──────── Material shown

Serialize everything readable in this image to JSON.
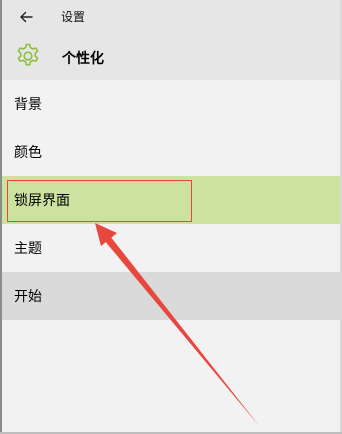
{
  "window": {
    "title": "设置"
  },
  "header": {
    "title": "个性化",
    "icon": "gear-icon",
    "accent": "#8cbf3f"
  },
  "nav": {
    "items": [
      {
        "label": "背景",
        "state": "normal"
      },
      {
        "label": "颜色",
        "state": "normal"
      },
      {
        "label": "锁屏界面",
        "state": "selected"
      },
      {
        "label": "主题",
        "state": "normal"
      },
      {
        "label": "开始",
        "state": "hover"
      }
    ]
  },
  "colors": {
    "selected": "#cce39f",
    "hover": "#dadada",
    "annotation": "#e8473e"
  }
}
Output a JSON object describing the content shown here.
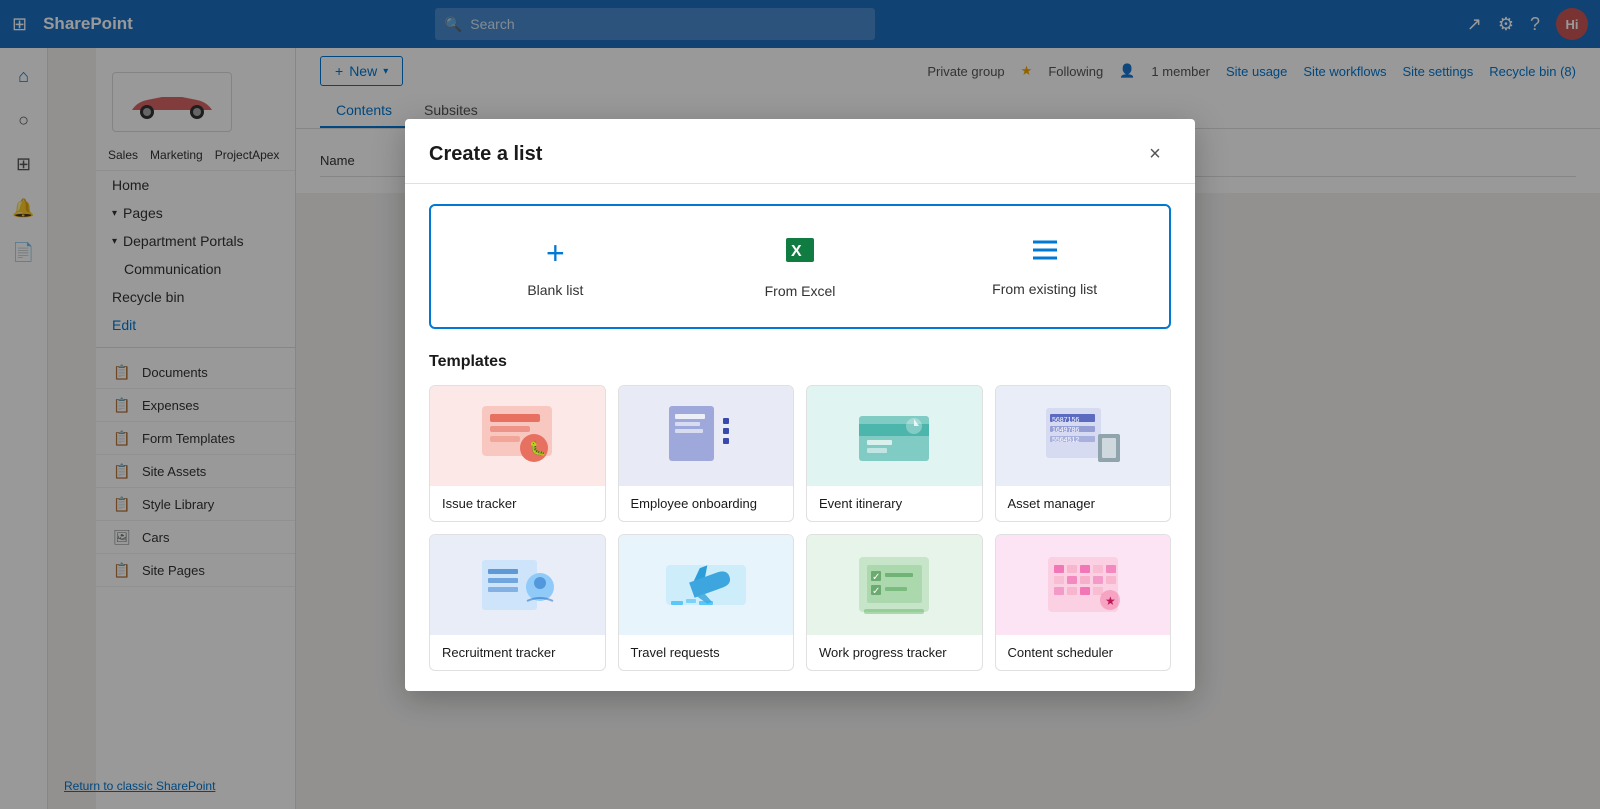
{
  "topNav": {
    "appTitle": "SharePoint",
    "searchPlaceholder": "Search",
    "avatarInitials": "Hi",
    "waffleIcon": "⊞"
  },
  "secondNav": {
    "links": [
      "Sales",
      "Marketing",
      "ProjectApex"
    ]
  },
  "leftSidebar": {
    "icons": [
      {
        "name": "home-icon",
        "symbol": "⌂"
      },
      {
        "name": "search-icon",
        "symbol": "○"
      },
      {
        "name": "apps-icon",
        "symbol": "⊞"
      },
      {
        "name": "bell-icon",
        "symbol": "🔔"
      },
      {
        "name": "page-icon",
        "symbol": "📄"
      }
    ]
  },
  "contentSidebar": {
    "homeLabel": "Home",
    "pagesSection": "Pages",
    "deptSection": "Department Portals",
    "items": [
      {
        "label": "Communication"
      },
      {
        "label": "Recycle bin"
      },
      {
        "label": "Edit"
      }
    ],
    "navItems": [
      {
        "label": "Documents",
        "icon": "📋"
      },
      {
        "label": "Expenses",
        "icon": "📋"
      },
      {
        "label": "Form Templates",
        "icon": "📋"
      },
      {
        "label": "Site Assets",
        "icon": "📋"
      },
      {
        "label": "Style Library",
        "icon": "📋"
      },
      {
        "label": "Cars",
        "icon": "🖼"
      },
      {
        "label": "Site Pages",
        "icon": "📋"
      }
    ],
    "returnLink": "Return to classic SharePoint"
  },
  "mainContent": {
    "newButton": "New",
    "tabs": [
      {
        "label": "Contents",
        "active": true
      },
      {
        "label": "Subsites",
        "active": false
      }
    ],
    "tableColumns": [
      "Name"
    ],
    "rightPanel": {
      "privateGroup": "Private group",
      "following": "Following",
      "memberCount": "1 member",
      "siteUsage": "Site usage",
      "siteWorkflows": "Site workflows",
      "siteSettings": "Site settings",
      "recyclebin": "Recycle bin (8)"
    }
  },
  "modal": {
    "title": "Create a list",
    "closeButton": "×",
    "createOptions": [
      {
        "label": "Blank list",
        "iconType": "plus"
      },
      {
        "label": "From Excel",
        "iconType": "excel"
      },
      {
        "label": "From existing list",
        "iconType": "list"
      }
    ],
    "templatesTitle": "Templates",
    "templates": [
      {
        "label": "Issue tracker",
        "thumbClass": "thumb-issue"
      },
      {
        "label": "Employee onboarding",
        "thumbClass": "thumb-employee"
      },
      {
        "label": "Event itinerary",
        "thumbClass": "thumb-event"
      },
      {
        "label": "Asset manager",
        "thumbClass": "thumb-asset"
      },
      {
        "label": "Recruitment tracker",
        "thumbClass": "thumb-recruitment"
      },
      {
        "label": "Travel requests",
        "thumbClass": "thumb-travel"
      },
      {
        "label": "Work progress tracker",
        "thumbClass": "thumb-work"
      },
      {
        "label": "Content scheduler",
        "thumbClass": "thumb-content"
      }
    ]
  }
}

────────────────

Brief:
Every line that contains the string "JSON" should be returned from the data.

Answer box:
Serialize everything readable in this image to JSON.
Output a JSON object describing the content shown here.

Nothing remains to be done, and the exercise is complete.